10 steps to secure your finances before you travel
By Andrew Housser
Leaving home can put your finances and your credit score at risk in several ways. Vacant homes are vulnerable to burglars—and these days, if thieves steal a computer, they also may steal your personal information. Occasionally, when you travel, a credit card company notices charges are coming from an unexpected address and freezes your account for security reasons. And in terms of managing your budget, traveling can increase the likelihood of accidentally overextending your credit card, overdrawing a bank account or losing money. Here are 10 ways to reduce the impact these events can have on personal finances.
1. Create strong passwords and subscribe to a password manager.
Ideally, long before you leave home, you will establish strong passwords for online accounts. Many experts recommend using a password management vault such as 1Password, LastPass or Dashlane. These services help you keep track of passwords, create strong passwords and share passwords with family or emergency contacts. Best of all for travel security, you can access all of your passwords security from an online vault, such as Dropbox, so that if you learn that a computer has been compromised, you can reset passwords from afar.
2. Stash electronics and valuables in unexpected places.
Burglars head straight for the bedroom, where most people keep their valuables. Thieves also target home offices, kitchen cabinets and drawers, and anywhere you keep electronics. Before you leave, remove checkbooks, credit cards and valuable jewelry from these obvious locations. Save yourself a potential headache, too, by stowing away electronics in a not-so-obvious location.
3. Arrange for automatic bill payments.
If payments will come due while you are away, set up automatic payments so you do not have to worry about being late. Even one late payment could lower your credit score by 60 to 110 points. The late-payment information will stay on your credit profile for up to seven years. Preparation will bring peace of mind and protect your credit profile.
4. Set up e-delivery or a postal hold.
Take steps to ensure that private documents and financial mail does not pile up on your porch. Mail is a major target for identity thefts. Have mail held while you are away, and pick it up at the post office when you return. Or have a trusted friend pick up your mail. Have financial items sent electronically so they are never available in paper form.

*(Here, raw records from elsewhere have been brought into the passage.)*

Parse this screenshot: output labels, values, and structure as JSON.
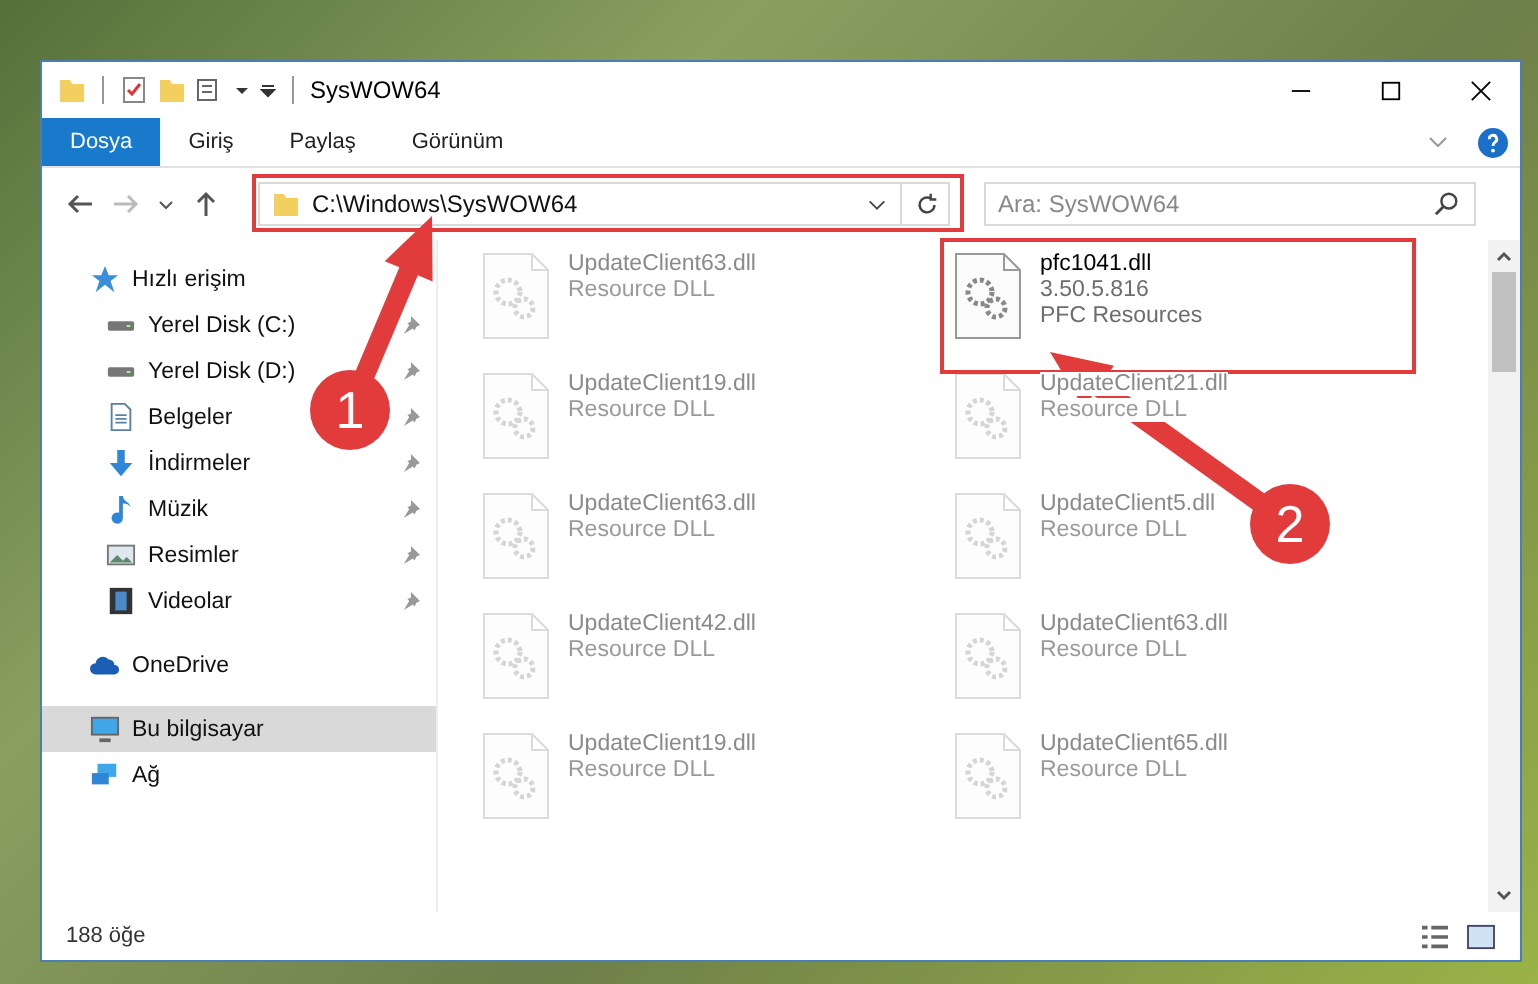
{
  "window": {
    "title": "SysWOW64"
  },
  "ribbon_tabs": [
    {
      "label": "Dosya",
      "selected": true
    },
    {
      "label": "Giriş",
      "selected": false
    },
    {
      "label": "Paylaş",
      "selected": false
    },
    {
      "label": "Görünüm",
      "selected": false
    }
  ],
  "address_bar": {
    "path": "C:\\Windows\\SysWOW64"
  },
  "search": {
    "placeholder": "Ara: SysWOW64"
  },
  "sidebar": {
    "items": [
      {
        "label": "Hızlı erişim",
        "kind": "star",
        "selected": false,
        "children": [
          {
            "label": "Yerel Disk (C:)",
            "kind": "drive",
            "selected": false
          },
          {
            "label": "Yerel Disk (D:)",
            "kind": "drive",
            "selected": false
          },
          {
            "label": "Belgeler",
            "kind": "document",
            "selected": false
          },
          {
            "label": "İndirmeler",
            "kind": "download",
            "selected": false
          },
          {
            "label": "Müzik",
            "kind": "music",
            "selected": false
          },
          {
            "label": "Resimler",
            "kind": "picture",
            "selected": false
          },
          {
            "label": "Videolar",
            "kind": "video",
            "selected": false
          }
        ]
      },
      {
        "label": "OneDrive",
        "kind": "cloud",
        "selected": false
      },
      {
        "label": "Bu bilgisayar",
        "kind": "computer",
        "selected": true
      },
      {
        "label": "Ağ",
        "kind": "network",
        "selected": false
      }
    ]
  },
  "files": [
    {
      "name": "UpdateClient63.dll",
      "details": [
        "Resource DLL"
      ],
      "dimmed": true
    },
    {
      "name": "pfc1041.dll",
      "details": [
        "3.50.5.816",
        "PFC Resources"
      ],
      "dimmed": false
    },
    {
      "name": "UpdateClient19.dll",
      "details": [
        "Resource DLL"
      ],
      "dimmed": true
    },
    {
      "name": "UpdateClient21.dll",
      "details": [
        "Resource DLL"
      ],
      "dimmed": true
    },
    {
      "name": "UpdateClient63.dll",
      "details": [
        "Resource DLL"
      ],
      "dimmed": true
    },
    {
      "name": "UpdateClient5.dll",
      "details": [
        "Resource DLL"
      ],
      "dimmed": true
    },
    {
      "name": "UpdateClient42.dll",
      "details": [
        "Resource DLL"
      ],
      "dimmed": true
    },
    {
      "name": "UpdateClient63.dll",
      "details": [
        "Resource DLL"
      ],
      "dimmed": true
    },
    {
      "name": "UpdateClient19.dll",
      "details": [
        "Resource DLL"
      ],
      "dimmed": true
    },
    {
      "name": "UpdateClient65.dll",
      "details": [
        "Resource DLL"
      ],
      "dimmed": true
    }
  ],
  "status_bar": {
    "count": "188 öğe"
  },
  "annotations": [
    {
      "number": "1"
    },
    {
      "number": "2"
    }
  ]
}
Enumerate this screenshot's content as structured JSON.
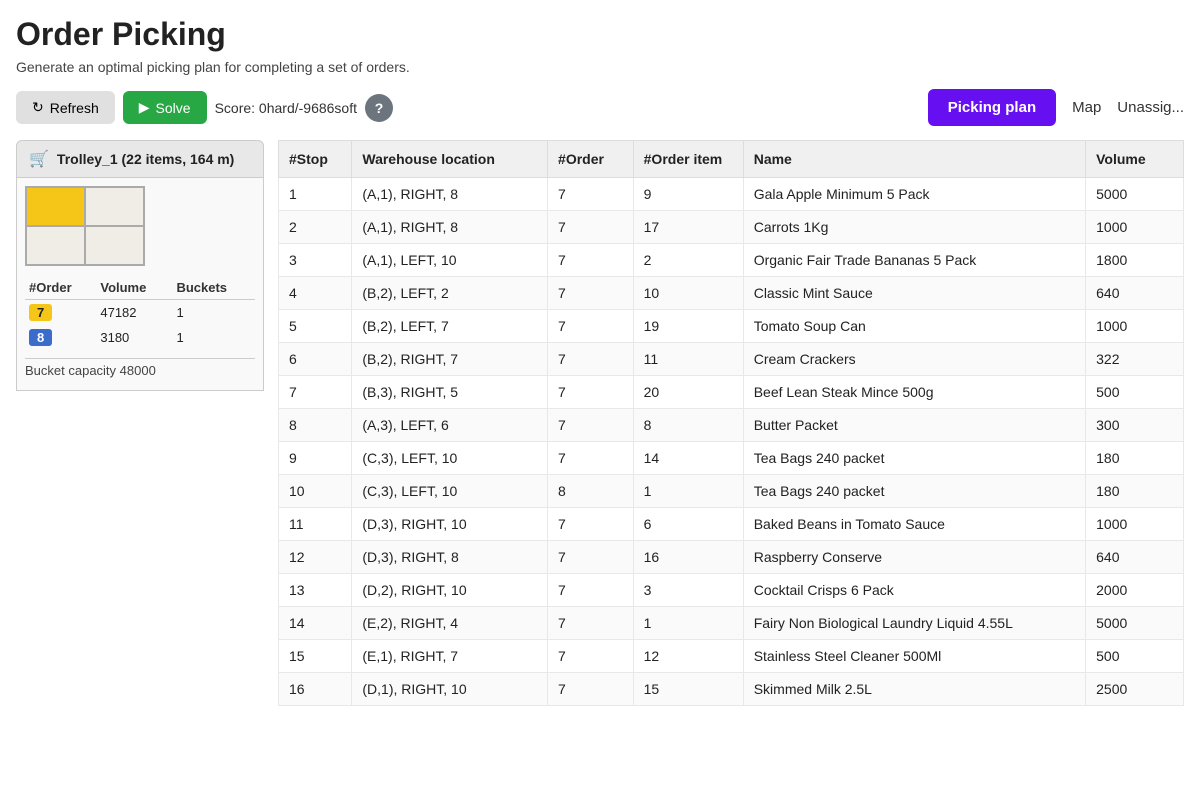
{
  "page": {
    "title": "Order Picking",
    "subtitle": "Generate an optimal picking plan for completing a set of orders."
  },
  "toolbar": {
    "refresh_label": "Refresh",
    "solve_label": "Solve",
    "score_text": "Score: 0hard/-9686soft",
    "help_label": "?",
    "picking_plan_label": "Picking plan",
    "map_label": "Map",
    "unassign_label": "Unassig..."
  },
  "sidebar": {
    "trolley_header": "Trolley_1  (22 items, 164 m)",
    "bucket_capacity_label": "Bucket capacity 48000",
    "orders_table": {
      "headers": [
        "#Order",
        "Volume",
        "Buckets"
      ],
      "rows": [
        {
          "order": "7",
          "color": "yellow",
          "volume": "47182",
          "buckets": "1"
        },
        {
          "order": "8",
          "color": "blue",
          "volume": "3180",
          "buckets": "1"
        }
      ]
    }
  },
  "table": {
    "headers": [
      "#Stop",
      "Warehouse location",
      "#Order",
      "#Order item",
      "Name",
      "Volume"
    ],
    "rows": [
      {
        "stop": "1",
        "location": "(A,1), RIGHT, 8",
        "order": "7",
        "order_item": "9",
        "name": "Gala Apple Minimum 5 Pack",
        "volume": "5000"
      },
      {
        "stop": "2",
        "location": "(A,1), RIGHT, 8",
        "order": "7",
        "order_item": "17",
        "name": "Carrots 1Kg",
        "volume": "1000"
      },
      {
        "stop": "3",
        "location": "(A,1), LEFT, 10",
        "order": "7",
        "order_item": "2",
        "name": "Organic Fair Trade Bananas 5 Pack",
        "volume": "1800"
      },
      {
        "stop": "4",
        "location": "(B,2), LEFT, 2",
        "order": "7",
        "order_item": "10",
        "name": "Classic Mint Sauce",
        "volume": "640"
      },
      {
        "stop": "5",
        "location": "(B,2), LEFT, 7",
        "order": "7",
        "order_item": "19",
        "name": "Tomato Soup Can",
        "volume": "1000"
      },
      {
        "stop": "6",
        "location": "(B,2), RIGHT, 7",
        "order": "7",
        "order_item": "11",
        "name": "Cream Crackers",
        "volume": "322"
      },
      {
        "stop": "7",
        "location": "(B,3), RIGHT, 5",
        "order": "7",
        "order_item": "20",
        "name": "Beef Lean Steak Mince 500g",
        "volume": "500"
      },
      {
        "stop": "8",
        "location": "(A,3), LEFT, 6",
        "order": "7",
        "order_item": "8",
        "name": "Butter Packet",
        "volume": "300"
      },
      {
        "stop": "9",
        "location": "(C,3), LEFT, 10",
        "order": "7",
        "order_item": "14",
        "name": "Tea Bags 240 packet",
        "volume": "180"
      },
      {
        "stop": "10",
        "location": "(C,3), LEFT, 10",
        "order": "8",
        "order_item": "1",
        "name": "Tea Bags 240 packet",
        "volume": "180"
      },
      {
        "stop": "11",
        "location": "(D,3), RIGHT, 10",
        "order": "7",
        "order_item": "6",
        "name": "Baked Beans in Tomato Sauce",
        "volume": "1000"
      },
      {
        "stop": "12",
        "location": "(D,3), RIGHT, 8",
        "order": "7",
        "order_item": "16",
        "name": "Raspberry Conserve",
        "volume": "640"
      },
      {
        "stop": "13",
        "location": "(D,2), RIGHT, 10",
        "order": "7",
        "order_item": "3",
        "name": "Cocktail Crisps 6 Pack",
        "volume": "2000"
      },
      {
        "stop": "14",
        "location": "(E,2), RIGHT, 4",
        "order": "7",
        "order_item": "1",
        "name": "Fairy Non Biological Laundry Liquid 4.55L",
        "volume": "5000"
      },
      {
        "stop": "15",
        "location": "(E,1), RIGHT, 7",
        "order": "7",
        "order_item": "12",
        "name": "Stainless Steel Cleaner 500Ml",
        "volume": "500"
      },
      {
        "stop": "16",
        "location": "(D,1), RIGHT, 10",
        "order": "7",
        "order_item": "15",
        "name": "Skimmed Milk 2.5L",
        "volume": "2500"
      }
    ]
  }
}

5. Contact financial companies before you leave.
Especially if you travel abroad, contact your bank and credit card company in advance to let them know about your plans. This way, you will avoid unexpectedly having your credit card blocked while you are gone. Some companies will alert you if charges come from any location you have not advised them you’ll be traveling to.
6. Make copies of important documents and cards.
Take photos or photocopies of your ID, passport, and front and back of credit cards before you go. Leave a paper copy with a trusted friend or relative at home. Put another copy in your luggage, but do not carry it with you. This will speed the process of replacing cards or IDs if they are lost or stolen.
7. Streamline your wallet.
Carry as little as possible with you in case you are pickpocketed or lose your wallet. Try to keep it to your ID, a daily portion of cash and one credit card. Bring a copy of your health insurance card and leave the original at home. Especially if you are traveling abroad, bring a backup credit card, but leave it in the hotel safe. Use a money belt for the essentials noted here, and keep the rest of your wallet contents in a safe place. And when choosing a credit card, opt for the new cards that include a chip that secures each transaction.
8. Travel with safe money even without a credit card.
If you do not have a credit card, you can opt to purchase travelers checks or cards such as a prepaid Visa TravelMoney card. Similar to travelers checks, Visa will replace the funds on the TravelMoney card if it is stolen. Visa TravelMoney cards are available from AAA or some retailers and banks.
9. Take caution with debit cards.
If you bring a debit or ATM card for cash withdrawals, keep a close eye on it. Fraudulent debit card charges can quickly drain your bank account. If your card is stolen, you must report it within two days to limit your liability to $50. If you report the theft later, you could be liable for up to $500. Consider leaving your debit card at home or in a hotel safe and distributing cash among the people in your party instead.
10. Be wary of bogus ATMs.
ATMs are a handy way to get cash quickly. However, for some thieves, ATMs are a quick way to steal your money. Check the MasterCard or Visa websites, or check with your bank, for locations of secure ATMs. Check with your bank, or read online, about how to spot ATMs with "skimming" devices installed so that you can do your best to avoid them.
Most travels go off without a hitch – at least not a financial one. But the adage “better safe than sorry” certainly applies to traveling and money. Take a few simple steps before you depart to make your trip a flawless one.
|Andrew Housser is a co-founder and CEO of Bills.com, a free one-stop online portal where consumers can educate themselves about personal finance issues and compare financial products and services. He also is co-CEO of Freedom Financial Network, LLC providing comprehensive consumer credit advocacy and debt relief services. Housser holds a Master of Business Administration degree from Stanford University and Bachelor of Arts degree from Dartmouth College.|